Why it matters: It can be difficult to earn regulatory approval — not to mention public acceptance — of newfangled flying machines like drones, flying taxis or supersonic jets. And investors usually aren’t very patient.
Military contracts can fill near-term revenue gaps and get test vehicles into the sky more quickly, helping to speed commercial development.


The new climate law will help clean up air travel

By Maria Gallucci

As aviation companies develop the first hydrogen-powered jets and electric regional aircraft, a more immediate way to curb the industry’s climate pollution is to burn ​“sustainable aviation fuel.” Made from waste materials such as used cooking oil, landfill gas and forest residue, the fuels can be blended with fossil jet fuel and used in existing engines. The problem is that today’s sustainable supplies amount to a tiny drop: well below 1 percent of global jet fuel demand.


United Airlines Puts Down Deposit on Flying Taxis

By Alison Sider Photo: Archer Aviation

United Airlines Holdings Inc. UAL 1.32%▲ has paid a $10 million deposit for 100 electric flying taxis, a sign that the airline is growing more confident in the nascent technology.
United and a regional airline it partners with last year invested in Archer Aviation Inc. ACHR -4.75%▼ and struck a preliminary agreement to buy up to 200 of the flying taxis that the San Francisco Bay Area-based company is developing. Other airlines and leasing companies have announced their own investments in flying-taxi startups and preliminary orders. But the aircraft haven’t yet been approved by regulators to fly passengers, and customers generally haven’t had to put down cash.

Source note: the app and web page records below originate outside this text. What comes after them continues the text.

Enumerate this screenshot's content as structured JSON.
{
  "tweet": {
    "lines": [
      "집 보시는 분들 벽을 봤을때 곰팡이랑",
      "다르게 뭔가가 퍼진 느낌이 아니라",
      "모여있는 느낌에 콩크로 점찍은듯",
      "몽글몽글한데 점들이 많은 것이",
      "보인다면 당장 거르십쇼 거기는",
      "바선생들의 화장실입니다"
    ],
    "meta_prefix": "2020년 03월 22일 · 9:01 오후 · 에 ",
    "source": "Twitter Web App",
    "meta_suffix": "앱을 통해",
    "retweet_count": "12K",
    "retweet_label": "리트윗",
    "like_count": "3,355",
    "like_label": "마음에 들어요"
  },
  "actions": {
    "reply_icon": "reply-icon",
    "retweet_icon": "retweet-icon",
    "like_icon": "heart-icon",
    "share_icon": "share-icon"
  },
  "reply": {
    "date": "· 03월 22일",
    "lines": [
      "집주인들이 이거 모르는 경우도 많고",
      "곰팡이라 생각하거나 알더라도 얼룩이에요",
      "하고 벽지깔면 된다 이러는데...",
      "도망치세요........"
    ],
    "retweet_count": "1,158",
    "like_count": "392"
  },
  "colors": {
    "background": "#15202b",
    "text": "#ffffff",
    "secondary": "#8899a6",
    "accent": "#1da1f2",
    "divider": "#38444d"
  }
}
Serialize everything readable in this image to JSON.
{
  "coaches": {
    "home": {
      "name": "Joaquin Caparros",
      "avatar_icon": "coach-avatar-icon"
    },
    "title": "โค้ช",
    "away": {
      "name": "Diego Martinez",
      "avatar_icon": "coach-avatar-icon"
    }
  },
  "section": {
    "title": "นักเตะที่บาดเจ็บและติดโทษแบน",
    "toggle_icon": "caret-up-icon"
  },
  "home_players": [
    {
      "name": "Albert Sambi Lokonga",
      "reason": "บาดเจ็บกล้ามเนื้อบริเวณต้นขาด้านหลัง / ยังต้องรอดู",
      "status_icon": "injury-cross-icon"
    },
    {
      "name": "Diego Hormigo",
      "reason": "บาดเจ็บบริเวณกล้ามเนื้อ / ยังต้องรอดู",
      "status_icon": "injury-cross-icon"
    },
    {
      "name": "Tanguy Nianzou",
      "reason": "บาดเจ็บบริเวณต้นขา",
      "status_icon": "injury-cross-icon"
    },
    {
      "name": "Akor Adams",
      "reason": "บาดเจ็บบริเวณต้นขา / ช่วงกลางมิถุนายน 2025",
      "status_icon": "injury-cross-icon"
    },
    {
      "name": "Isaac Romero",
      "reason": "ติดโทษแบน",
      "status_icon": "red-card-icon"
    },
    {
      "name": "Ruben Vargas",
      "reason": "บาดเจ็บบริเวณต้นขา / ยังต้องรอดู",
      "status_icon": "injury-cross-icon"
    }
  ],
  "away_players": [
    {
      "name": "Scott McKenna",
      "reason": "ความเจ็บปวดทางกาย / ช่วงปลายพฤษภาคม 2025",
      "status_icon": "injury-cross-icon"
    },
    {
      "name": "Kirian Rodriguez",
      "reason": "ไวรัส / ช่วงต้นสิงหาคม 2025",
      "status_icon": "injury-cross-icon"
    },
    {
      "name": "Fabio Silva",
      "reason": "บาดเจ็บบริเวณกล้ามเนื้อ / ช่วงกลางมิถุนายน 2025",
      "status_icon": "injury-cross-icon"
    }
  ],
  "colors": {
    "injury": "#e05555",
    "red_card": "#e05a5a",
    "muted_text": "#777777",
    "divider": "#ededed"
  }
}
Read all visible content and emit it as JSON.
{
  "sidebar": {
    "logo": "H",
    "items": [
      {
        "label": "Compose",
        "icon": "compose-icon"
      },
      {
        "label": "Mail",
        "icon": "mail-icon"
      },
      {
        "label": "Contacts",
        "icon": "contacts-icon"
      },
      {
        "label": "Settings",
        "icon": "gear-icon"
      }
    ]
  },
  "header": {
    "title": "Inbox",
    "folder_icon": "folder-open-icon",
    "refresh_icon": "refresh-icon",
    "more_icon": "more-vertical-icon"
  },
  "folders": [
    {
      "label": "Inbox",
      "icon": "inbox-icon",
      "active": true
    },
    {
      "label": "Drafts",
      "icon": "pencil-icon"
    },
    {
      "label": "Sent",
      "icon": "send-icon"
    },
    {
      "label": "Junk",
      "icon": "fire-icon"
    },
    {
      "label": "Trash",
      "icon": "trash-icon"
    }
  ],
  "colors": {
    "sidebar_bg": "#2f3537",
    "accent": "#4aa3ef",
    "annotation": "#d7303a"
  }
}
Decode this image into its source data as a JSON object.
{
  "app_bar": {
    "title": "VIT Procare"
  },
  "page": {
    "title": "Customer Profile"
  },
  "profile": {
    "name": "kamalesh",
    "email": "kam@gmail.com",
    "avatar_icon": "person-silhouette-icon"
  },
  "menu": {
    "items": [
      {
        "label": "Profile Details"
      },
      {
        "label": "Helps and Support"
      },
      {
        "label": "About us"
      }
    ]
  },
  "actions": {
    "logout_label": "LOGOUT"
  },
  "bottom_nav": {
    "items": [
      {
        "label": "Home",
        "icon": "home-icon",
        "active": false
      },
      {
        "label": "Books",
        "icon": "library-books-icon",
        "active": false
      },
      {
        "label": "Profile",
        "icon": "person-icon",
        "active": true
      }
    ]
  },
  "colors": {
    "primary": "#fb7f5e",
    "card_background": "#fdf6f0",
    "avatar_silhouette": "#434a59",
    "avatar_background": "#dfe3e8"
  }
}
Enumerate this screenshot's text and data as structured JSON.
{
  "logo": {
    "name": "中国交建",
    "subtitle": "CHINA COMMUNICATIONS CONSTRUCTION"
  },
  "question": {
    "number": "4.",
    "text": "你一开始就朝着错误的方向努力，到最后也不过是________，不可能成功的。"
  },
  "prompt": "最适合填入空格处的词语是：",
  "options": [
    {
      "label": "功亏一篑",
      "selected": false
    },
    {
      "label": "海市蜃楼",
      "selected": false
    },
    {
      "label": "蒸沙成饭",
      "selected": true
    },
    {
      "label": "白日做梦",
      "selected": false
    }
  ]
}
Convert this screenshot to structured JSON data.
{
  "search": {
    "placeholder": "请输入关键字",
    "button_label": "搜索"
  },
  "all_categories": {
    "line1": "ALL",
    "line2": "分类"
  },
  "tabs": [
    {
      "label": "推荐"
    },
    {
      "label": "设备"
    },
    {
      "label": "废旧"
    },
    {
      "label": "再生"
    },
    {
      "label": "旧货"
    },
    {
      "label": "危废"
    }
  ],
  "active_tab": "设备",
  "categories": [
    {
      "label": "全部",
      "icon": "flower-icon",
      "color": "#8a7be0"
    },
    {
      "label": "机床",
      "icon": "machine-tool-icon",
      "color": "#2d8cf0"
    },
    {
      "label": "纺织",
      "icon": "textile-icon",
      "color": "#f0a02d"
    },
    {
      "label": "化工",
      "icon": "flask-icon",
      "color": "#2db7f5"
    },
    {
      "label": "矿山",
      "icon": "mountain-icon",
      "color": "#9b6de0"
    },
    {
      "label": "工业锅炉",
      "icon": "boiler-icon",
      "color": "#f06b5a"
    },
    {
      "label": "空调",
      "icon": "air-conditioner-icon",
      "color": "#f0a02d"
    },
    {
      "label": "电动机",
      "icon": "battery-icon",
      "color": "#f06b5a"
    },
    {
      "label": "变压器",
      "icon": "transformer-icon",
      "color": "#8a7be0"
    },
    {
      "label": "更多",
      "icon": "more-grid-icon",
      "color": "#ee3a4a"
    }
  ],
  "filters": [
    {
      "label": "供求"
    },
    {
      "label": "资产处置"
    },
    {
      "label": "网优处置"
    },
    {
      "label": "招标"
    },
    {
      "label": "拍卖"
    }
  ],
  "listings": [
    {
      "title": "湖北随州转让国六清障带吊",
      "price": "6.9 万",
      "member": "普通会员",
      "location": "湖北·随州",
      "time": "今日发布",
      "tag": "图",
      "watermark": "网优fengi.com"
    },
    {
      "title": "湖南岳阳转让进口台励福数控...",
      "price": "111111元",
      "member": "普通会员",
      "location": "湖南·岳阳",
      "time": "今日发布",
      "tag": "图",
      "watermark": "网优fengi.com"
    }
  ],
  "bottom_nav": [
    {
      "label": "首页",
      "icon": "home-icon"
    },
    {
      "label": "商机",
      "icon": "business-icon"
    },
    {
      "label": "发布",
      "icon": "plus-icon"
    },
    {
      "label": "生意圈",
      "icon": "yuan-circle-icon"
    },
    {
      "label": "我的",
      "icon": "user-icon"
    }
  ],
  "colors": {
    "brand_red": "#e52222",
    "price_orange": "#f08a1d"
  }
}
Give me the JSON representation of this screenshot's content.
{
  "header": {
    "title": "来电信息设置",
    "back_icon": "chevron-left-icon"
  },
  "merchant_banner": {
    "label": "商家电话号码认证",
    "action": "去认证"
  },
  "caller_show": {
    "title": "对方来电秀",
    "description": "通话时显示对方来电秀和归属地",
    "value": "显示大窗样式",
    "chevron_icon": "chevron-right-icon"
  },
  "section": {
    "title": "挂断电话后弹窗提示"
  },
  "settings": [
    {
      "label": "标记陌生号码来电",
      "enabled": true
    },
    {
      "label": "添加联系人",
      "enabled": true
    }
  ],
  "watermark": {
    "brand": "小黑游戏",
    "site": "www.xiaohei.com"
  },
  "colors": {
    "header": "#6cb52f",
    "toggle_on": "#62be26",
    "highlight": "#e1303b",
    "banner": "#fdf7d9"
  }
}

Solar-to-Jet-Fuel System Readies for Takeoff Water vapor, carbon dioxide, and concentrated sunlight can now yield kerosene

By Payal Dhar Photo: IMDEA Energy

As climate change edges from crisis to emergency, the aviation sector looks set to miss its 2050 goal of net-zero emissions. In the five years preceding the pandemic, the top four U.S. airlines—American, Delta, Southwest, and United—saw a 15 percent increase in the use of jet fuel. Despite continual improvements in engine efficiencies, that number is projected to keep rising.


Just Plane Wrong: Celebs with the Worst Private Jet Co2 Emissions

By The Yard Team

It’s no secret that travelling by aeroplane is the least environmentally friendly method. Emissions per mile travelled are significantly less efficient than any other form of transport; however, the average person flying on a packed passenger flight somewhat mitigates this impact.